Peter stared in awe at the Gossamoks’ bodies, lying around the ancient stone altar in twisted heaps. It was not the fact that they were dead that astonished him: it was their solidity. In life the creatures had been half-gost, half devil, but Tommy’s spell had made them entirely solid, had dragged them flailing and screaming into the physical world, and the trauma of that crossing had utterly destroyed them.
The Unwritten, by Mike Carey with the art of Peter Gross, is a story within a story. The first story in this comic is referencing a book by Wilson Taylor. Taylor wrote a long series of fantasy novels of cult-like popularity levels about a young boy wizard. (Think Harry Potter-esk.) Wilson Taylor has also mysteriously disappeared.
Tommy Taylor is both Wilson’s son and the basis of the books’ main character. He is an icon and the obsession of many people. But, as was stated above, Wilson Taylor has disappeared, presumably of his own free will and Tom (Tommy in the books) does not hide his abandonment issues well.
At a “Tommy Con” session with the press, a young grad student stands up and asks Tom some questions. Questions about his origins and his childhood, for which he has no answer, unwittingly open a Pandora’s box. The media has a field day, quickly figuring out that Tommy Taylor has no traceable childhood until he was debuted to the country as the inspiration for his “father’s” books.
Feeling scammed all these years, the fans begin to riot as more and more info comes out pointing to the fact that Tom was not the legitimate son of Wilson Taylor – just a well played pawn in a PR scheme. So Tom drinks his way through the tough time as mobs of angry fans constantly congregate outside his hotel with picketing fences and loud jeering chants.
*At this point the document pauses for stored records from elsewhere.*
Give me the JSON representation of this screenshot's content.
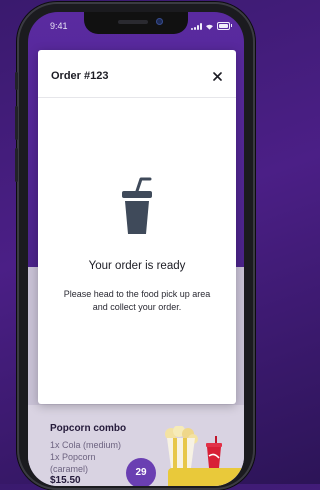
{
  "status_bar": {
    "time": "9:41"
  },
  "modal": {
    "title": "Order #123",
    "close_label": "×",
    "heading": "Your order is ready",
    "message": "Please head to the food pick up area and collect your order."
  },
  "background_item": {
    "name": "Popcorn combo",
    "lines": [
      "1x Cola (medium)",
      "1x Popcorn",
      "(caramel)"
    ],
    "price": "$15.50",
    "badge": "29"
  },
  "colors": {
    "background": "#3a1a6e",
    "icon": "#3f4a5a",
    "badge": "#6a3fb2",
    "button": "#e9c93a"
  },
  "icons": [
    "drink-cup-icon",
    "close-icon",
    "signal-icon",
    "wifi-icon",
    "battery-icon"
  ]
}
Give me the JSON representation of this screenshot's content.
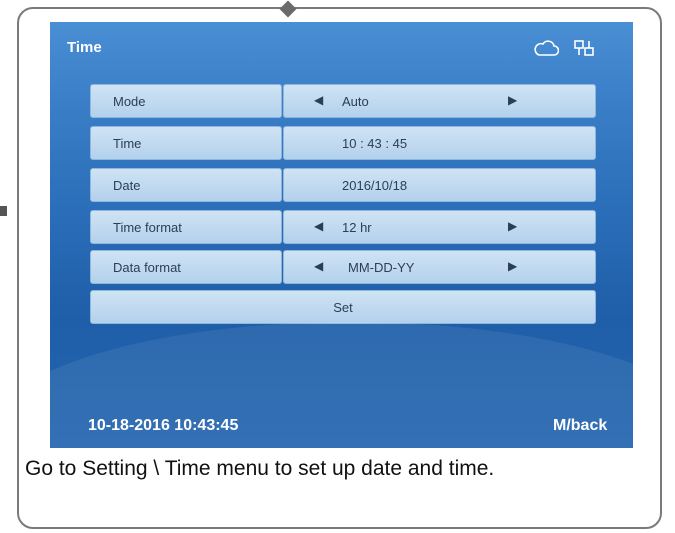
{
  "screen": {
    "title": "Time",
    "icons": [
      "cloud-icon",
      "lan-icon"
    ]
  },
  "rows": [
    {
      "label": "Mode",
      "value": "Auto",
      "has_arrows": true
    },
    {
      "label": "Time",
      "value": "10 : 43 : 45",
      "has_arrows": false
    },
    {
      "label": "Date",
      "value": "2016/10/18",
      "has_arrows": false
    },
    {
      "label": "Time format",
      "value": "12 hr",
      "has_arrows": true
    },
    {
      "label": "Data format",
      "value": "MM-DD-YY",
      "has_arrows": true
    }
  ],
  "set_label": "Set",
  "arrows": {
    "left": "◀",
    "right": "▶"
  },
  "status": {
    "datetime": "10-18-2016 10:43:45",
    "back_label": "M/back"
  },
  "caption": "Go to Setting \\ Time menu to set up date and time.",
  "colors": {
    "screen_top": "#4a8fd4",
    "screen_bottom": "#1f5ea8",
    "cell_fill": "#cfe3f4",
    "text_dark": "#2a3e58"
  }
}
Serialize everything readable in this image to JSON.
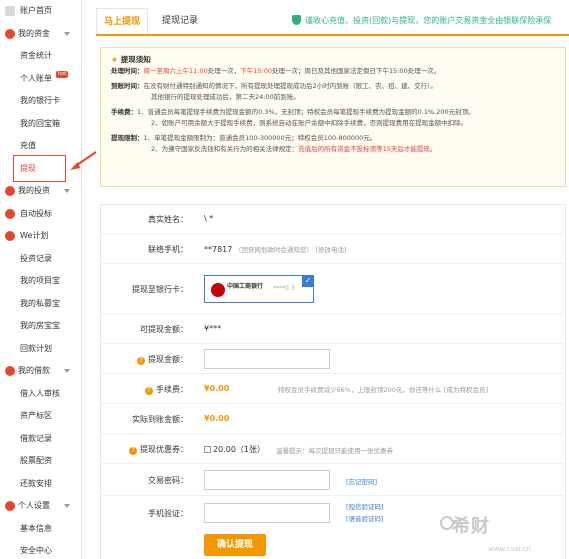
{
  "sidebar": {
    "home": "账户首页",
    "funds_section": "我的资金",
    "funds_items": [
      "资金统计",
      "个人账单",
      "我的银行卡",
      "我的回宝箱",
      "充值",
      "提现"
    ],
    "hot_badge": "hot",
    "invest_section": "我的投资",
    "invest_items": [
      "自动投标",
      "We计划",
      "投资记录",
      "我的项目宝",
      "我的私募宝",
      "我的房宝宝",
      "回款计划"
    ],
    "loan_section": "我的借款",
    "loan_items": [
      "借入人审核",
      "资产标区",
      "借款记录",
      "股票配资",
      "还款安排"
    ],
    "settings_section": "个人设置",
    "settings_items": [
      "基本信息",
      "安全中心"
    ],
    "accent": "#e8452f"
  },
  "tabs": {
    "active": "马上提现",
    "second": "提现记录"
  },
  "notice_banner": "谨收心充值、投资(回款)与提现，您的账户交易资金全由银联保险承保",
  "notice_box": {
    "title": "提现须知",
    "time_label": "处理时间：",
    "time_red1": "周一至周六上午11:00",
    "time_mid": "处理一次，",
    "time_red2": "下午15:00",
    "time_tail": "处理一次；周日及其他国家法定假日下午15:00处理一次。",
    "arrival_label": "到账时间：",
    "arrival_text": "在没有财付通特别通知的情况下，所有提现处理提现成功后2小时内到账（限工、农、招、建、交行）。",
    "arrival_text2": "其他银行的提现处理成功后，第二天24:00前到账。",
    "fee_label": "手续费：",
    "fee_text1": "1、普通会员每笔提现手续费为提现金额的0.3%，无封顶；特权会员每笔提现手续费为提现金额的0.1%,200元封顶。",
    "fee_text2": "2、如账户可用余额大于提现手续费，则系统自动在账户余额中扣除手续费，否则提现费用在提现金额中扣除。",
    "limit_label": "提现限制：",
    "limit_text1": "1、单笔提现金额限制为：普通会员100-300000元；特权会员100-800000元。",
    "limit_text2_a": "2、为遵守国家反洗钱和有关行为的相关法律规定：",
    "limit_text2_red": "充值后的所有资金不投标须等15天后才能提现。"
  },
  "form": {
    "real_name_label": "真实姓名：",
    "real_name_value": "\\ *",
    "phone_label": "联络手机：",
    "phone_value": "**7817",
    "phone_hint": "（团贷网划款时会通知您）",
    "phone_link": "[修改电话]",
    "bank_label": "提现至银行卡：",
    "bank_name": "中国工商银行",
    "bank_tail": "****0 3",
    "available_label": "可提现金额：",
    "available_value": "¥***",
    "amount_label": "提现金额：",
    "fee_label": "手续费：",
    "fee_value": "¥0.00",
    "fee_hint": "特权会员手续费减少66%，上限封顶200元，你还等什么",
    "fee_link": "[成为特权会员]",
    "actual_label": "实际到账金额：",
    "actual_value": "¥0.00",
    "coupon_label": "提现优惠券：",
    "coupon_value": "20.00（1张）",
    "coupon_hint": "温馨提示：每次提现只能使用一张优惠券",
    "password_label": "交易密码：",
    "password_link": "[忘记密码]",
    "sms_label": "手机验证：",
    "sms_link": "[短信验证码]",
    "voice_link": "[语音验证码]",
    "submit": "确认提现"
  },
  "watermark": {
    "text": "希财",
    "url": "www.csai.cn"
  }
}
He is about to skip town when he is suddenly hit over the head and kidnapped. When he comes to he sees that his kidnapper is not a disgruntled fan. It is the hideous, evil, and quite insane Count Ambrosio.
A character right out of his father’s books.
The Unwritten #1 is not a new title, but it has been sitting on my shelf patiently waiting to be read for a while now. After reading, I decided it was review-worthy, despite its age, for a TCR. It originally came out in 2009 and presently there are a total of 24 issues conveniently collected into 4 volumes.
I loved the instant draw into this comic which begins right in the middle of one of the Tommy Taylor books. Once I was sufficiently drawn into the fantasy, the comic switched into the primary story which takes place in the modern, unmagical world. As icing on the cake, I was amused at how it poked fun at childhood fantasy classics like Harry Potter and Chronicles of Narnia (at least it seemed rather Narnia-ish as well.)
The main story about the real, adult Tom, drags on for a while. The main character is the whiny and rather useless sort. But I suppose he was truly meant to be whiny and useless, so the author did a good job of fitting him into that role to the point where the reader asks “how is that the guy who this awesome character is based?” But while the plot is slightly predicable, it plays with interesting themes that I would not have expected. Stories, Carey alludes, are an obsession of man kind.
“Tell the women burned as witches. The Rosenbergs.. Sacco and Vanzetti. Tell the martyrs of all the regions and the millions who fell in all the wars since time began. STORIES ARE THE ONLY THING WITH DYING FOR!”
And to the author, religion is just another story. Religious extremists begin to hail Tommy as the messiah. I found this religious undercurrent fascinating. In the back of the book there is an interview with Mike Carey and Peter Gross where they state:
“Everybody wants to see the big picture, and everyone suspects there’s an even bigger picture behind it that they’re missing – a story behind a story, a face behind the veil. That’s our starting point in The Unwritten: The story behind all stories, from the Dead Sea Scrolls to the latest webisodic micro-epic, by way of Frankenstein, Moby Dick and the Just So Stories; the big secret conspiracy that unified all the world’s literatures. We’re not asking you to believe. We’re not promising enlightenment. In fact, we think you should probably see the experience as a kind of inoculation. After reading The Unwritten, there are a whole lot of stories you’ll never be able to swallow again.”
Well. After reading that quote I am certainly more interested in seeing how this story progresses. Sounds like it gets more interesting.
If you just want dip a toe into the series, like I did, to see how it feels to you then The Unwritten #1 printing by Vertigo for just $1.00. Or you can go to www.vertigocomics.com, where all their #1 issues for all their series are free to download. Yup, you got it. Like most potential addictions, first one’s free.